## Assignment
Bring together copies of the lines in the data below that contain the word "Enter".

######

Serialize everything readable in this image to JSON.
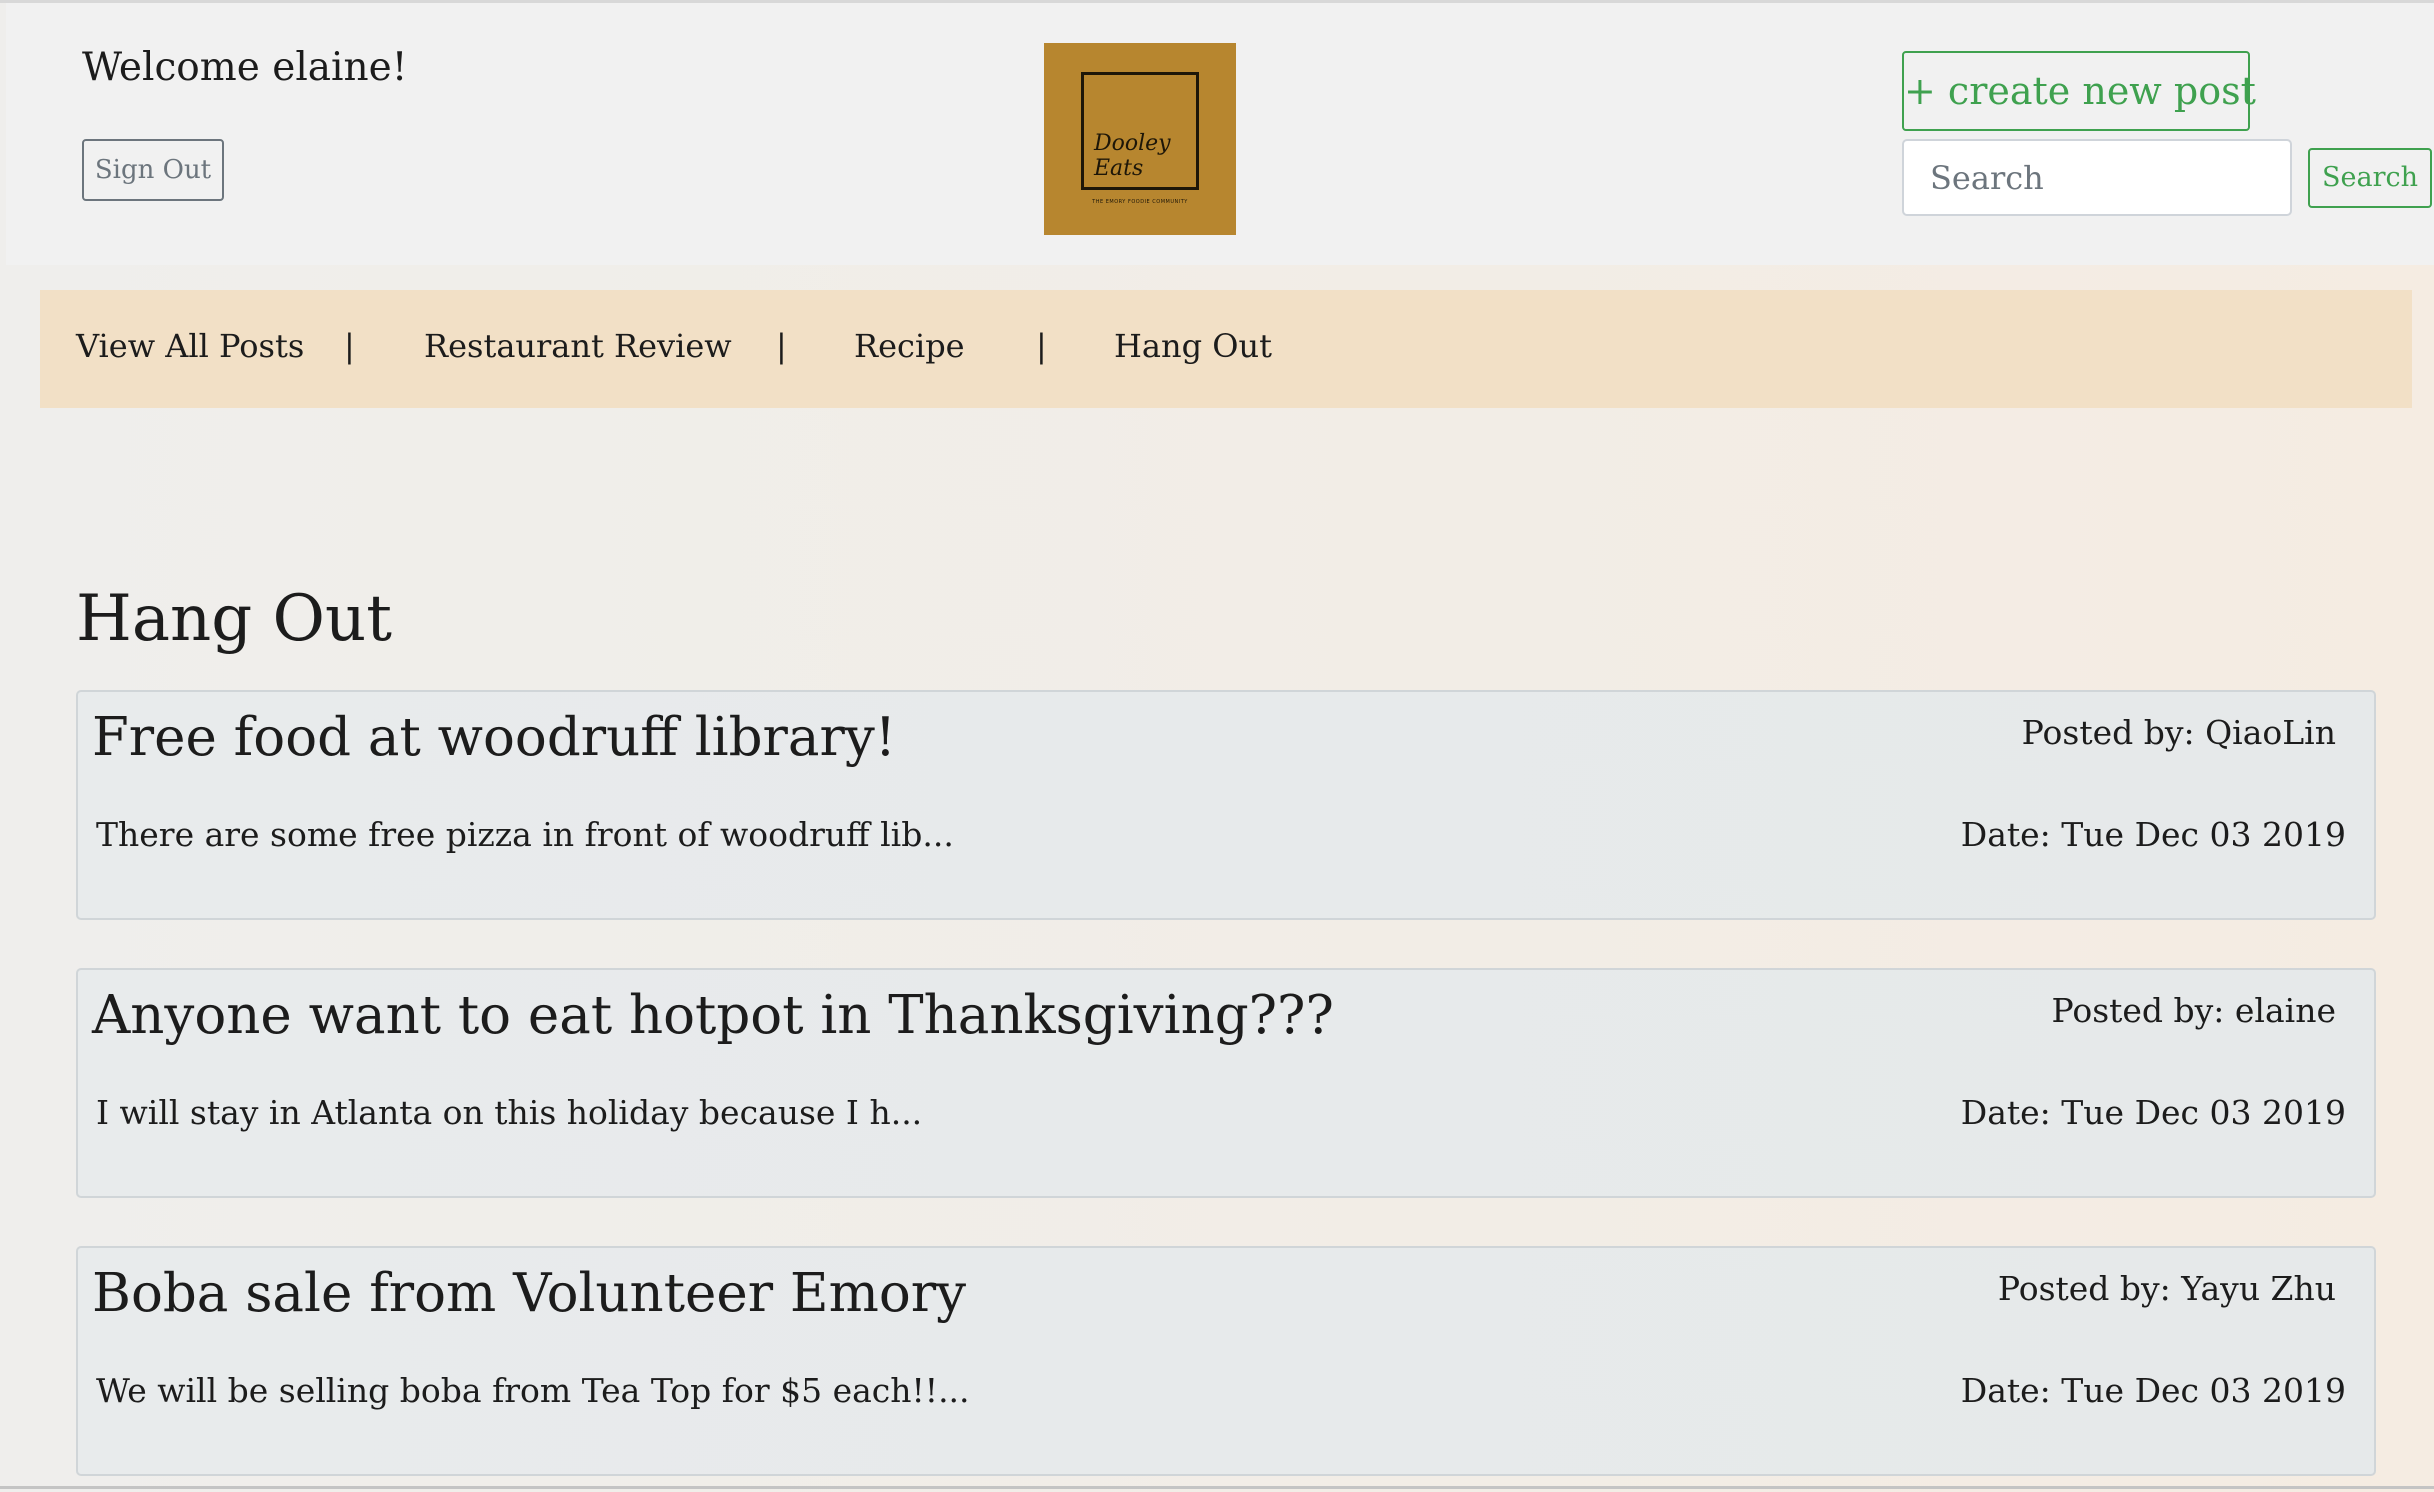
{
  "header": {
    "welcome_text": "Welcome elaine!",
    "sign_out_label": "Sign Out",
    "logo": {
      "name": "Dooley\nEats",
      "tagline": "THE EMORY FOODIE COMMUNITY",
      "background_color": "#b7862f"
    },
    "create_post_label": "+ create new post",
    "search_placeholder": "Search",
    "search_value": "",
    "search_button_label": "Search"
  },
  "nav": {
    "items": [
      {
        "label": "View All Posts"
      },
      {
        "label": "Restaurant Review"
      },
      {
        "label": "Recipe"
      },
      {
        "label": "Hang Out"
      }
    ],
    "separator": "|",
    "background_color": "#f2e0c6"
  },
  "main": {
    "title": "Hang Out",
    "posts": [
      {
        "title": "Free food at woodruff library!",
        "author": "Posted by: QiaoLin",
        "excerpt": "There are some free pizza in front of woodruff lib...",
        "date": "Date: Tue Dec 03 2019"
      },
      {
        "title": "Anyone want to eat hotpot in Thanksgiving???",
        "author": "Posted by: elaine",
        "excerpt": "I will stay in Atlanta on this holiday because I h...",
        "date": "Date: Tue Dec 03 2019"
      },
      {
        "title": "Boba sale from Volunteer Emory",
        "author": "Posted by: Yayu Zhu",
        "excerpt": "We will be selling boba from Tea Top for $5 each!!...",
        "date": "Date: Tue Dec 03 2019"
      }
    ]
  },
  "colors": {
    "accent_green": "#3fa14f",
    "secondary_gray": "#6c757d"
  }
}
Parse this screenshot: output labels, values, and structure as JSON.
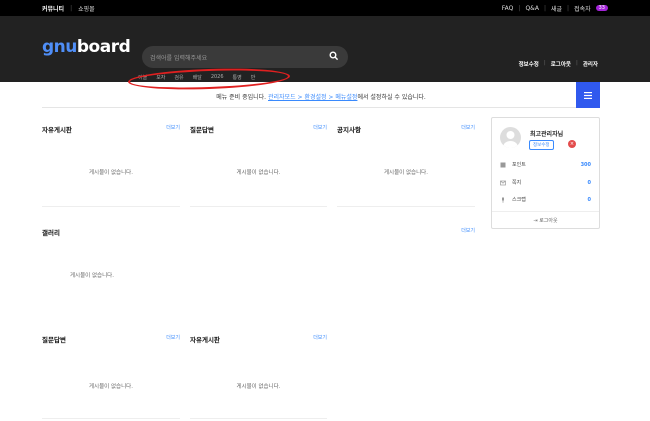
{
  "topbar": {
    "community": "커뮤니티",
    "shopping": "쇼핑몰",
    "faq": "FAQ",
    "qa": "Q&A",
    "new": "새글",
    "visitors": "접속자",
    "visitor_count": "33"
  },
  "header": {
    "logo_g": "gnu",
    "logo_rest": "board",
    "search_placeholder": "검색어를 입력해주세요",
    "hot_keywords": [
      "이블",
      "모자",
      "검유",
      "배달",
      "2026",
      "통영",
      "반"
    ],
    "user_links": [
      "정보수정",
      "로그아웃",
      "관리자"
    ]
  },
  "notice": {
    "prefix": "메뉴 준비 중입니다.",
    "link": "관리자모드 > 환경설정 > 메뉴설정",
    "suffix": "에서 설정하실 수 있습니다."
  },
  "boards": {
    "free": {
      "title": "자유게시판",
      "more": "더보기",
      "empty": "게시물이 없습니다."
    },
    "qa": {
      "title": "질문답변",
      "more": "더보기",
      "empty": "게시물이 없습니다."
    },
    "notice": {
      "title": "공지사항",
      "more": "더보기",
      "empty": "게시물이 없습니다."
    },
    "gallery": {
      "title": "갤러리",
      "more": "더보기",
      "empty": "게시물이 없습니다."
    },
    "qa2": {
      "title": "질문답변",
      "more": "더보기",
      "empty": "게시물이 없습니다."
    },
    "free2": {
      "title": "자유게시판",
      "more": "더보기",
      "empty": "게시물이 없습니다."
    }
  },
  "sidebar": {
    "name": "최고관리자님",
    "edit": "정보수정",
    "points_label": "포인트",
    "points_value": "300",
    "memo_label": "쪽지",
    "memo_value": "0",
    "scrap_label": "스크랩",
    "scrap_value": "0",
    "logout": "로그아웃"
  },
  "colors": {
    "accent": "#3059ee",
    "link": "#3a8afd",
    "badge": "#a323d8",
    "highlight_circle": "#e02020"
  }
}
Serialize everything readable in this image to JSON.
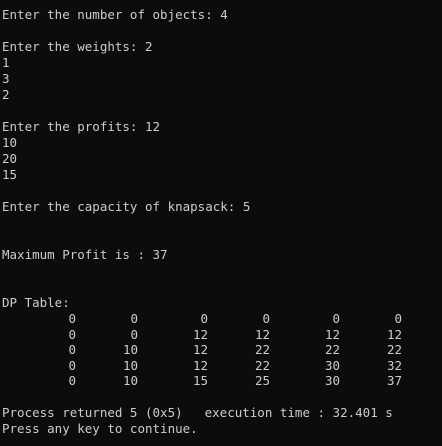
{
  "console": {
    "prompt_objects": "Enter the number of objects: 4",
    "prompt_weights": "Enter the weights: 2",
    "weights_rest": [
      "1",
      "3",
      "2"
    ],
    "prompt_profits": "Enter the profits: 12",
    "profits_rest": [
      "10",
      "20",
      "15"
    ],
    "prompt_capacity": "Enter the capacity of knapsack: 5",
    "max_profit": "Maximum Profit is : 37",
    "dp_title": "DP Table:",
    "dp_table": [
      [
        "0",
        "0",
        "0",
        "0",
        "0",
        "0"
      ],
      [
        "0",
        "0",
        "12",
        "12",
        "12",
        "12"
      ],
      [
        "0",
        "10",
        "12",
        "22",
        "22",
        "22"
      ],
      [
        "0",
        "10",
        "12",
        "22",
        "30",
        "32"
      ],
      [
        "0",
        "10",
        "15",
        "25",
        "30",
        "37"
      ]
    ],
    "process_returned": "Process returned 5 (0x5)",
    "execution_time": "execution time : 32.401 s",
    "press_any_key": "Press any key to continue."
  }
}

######

## Answer box
    "prompt_objects": "Enter the number of objects: 4",
    "prompt_weights": "Enter the weights: 2",
    "prompt_profits": "Enter the profits: 12",
    "prompt_capacity": "Enter the capacity of knapsack: 5",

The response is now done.